(Page and application data records)

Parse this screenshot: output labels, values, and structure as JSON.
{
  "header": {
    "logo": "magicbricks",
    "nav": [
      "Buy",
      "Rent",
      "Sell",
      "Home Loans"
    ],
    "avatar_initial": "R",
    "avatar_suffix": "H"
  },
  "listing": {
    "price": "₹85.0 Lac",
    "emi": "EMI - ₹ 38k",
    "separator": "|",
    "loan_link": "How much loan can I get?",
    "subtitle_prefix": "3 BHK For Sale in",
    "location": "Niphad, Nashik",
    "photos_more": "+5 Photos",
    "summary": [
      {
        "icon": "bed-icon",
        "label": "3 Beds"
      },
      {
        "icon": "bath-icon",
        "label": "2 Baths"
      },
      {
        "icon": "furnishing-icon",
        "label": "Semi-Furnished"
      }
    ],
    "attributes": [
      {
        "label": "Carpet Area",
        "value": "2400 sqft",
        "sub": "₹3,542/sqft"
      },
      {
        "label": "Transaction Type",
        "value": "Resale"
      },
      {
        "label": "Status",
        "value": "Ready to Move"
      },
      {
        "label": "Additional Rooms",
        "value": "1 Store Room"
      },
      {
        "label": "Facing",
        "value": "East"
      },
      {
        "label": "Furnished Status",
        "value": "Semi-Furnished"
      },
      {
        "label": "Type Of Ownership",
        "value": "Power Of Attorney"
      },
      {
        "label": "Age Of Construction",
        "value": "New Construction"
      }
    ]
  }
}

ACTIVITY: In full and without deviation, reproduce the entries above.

EXERCISE ANSWER:
Parse this screenshot: output labels, values, and structure as JSON.
{
  "header": {
    "logo": "magicbricks",
    "nav": [
      "Buy",
      "Rent",
      "Sell",
      "Home Loans"
    ],
    "avatar_initial": "R",
    "avatar_suffix": "H"
  },
  "listing": {
    "price": "₹85.0 Lac",
    "emi": "EMI - ₹ 38k",
    "separator": "|",
    "loan_link": "How much loan can I get?",
    "subtitle_prefix": "3 BHK For Sale in",
    "location": "Niphad, Nashik",
    "photos_more": "+5 Photos",
    "summary": [
      {
        "icon": "bed-icon",
        "label": "3 Beds"
      },
      {
        "icon": "bath-icon",
        "label": "2 Baths"
      },
      {
        "icon": "furnishing-icon",
        "label": "Semi-Furnished"
      }
    ],
    "attributes": [
      {
        "label": "Carpet Area",
        "value": "2400 sqft",
        "sub": "₹3,542/sqft"
      },
      {
        "label": "Transaction Type",
        "value": "Resale"
      },
      {
        "label": "Status",
        "value": "Ready to Move"
      },
      {
        "label": "Additional Rooms",
        "value": "1 Store Room"
      },
      {
        "label": "Facing",
        "value": "East"
      },
      {
        "label": "Furnished Status",
        "value": "Semi-Furnished"
      },
      {
        "label": "Type Of Ownership",
        "value": "Power Of Attorney"
      },
      {
        "label": "Age Of Construction",
        "value": "New Construction"
      }
    ]
  }
}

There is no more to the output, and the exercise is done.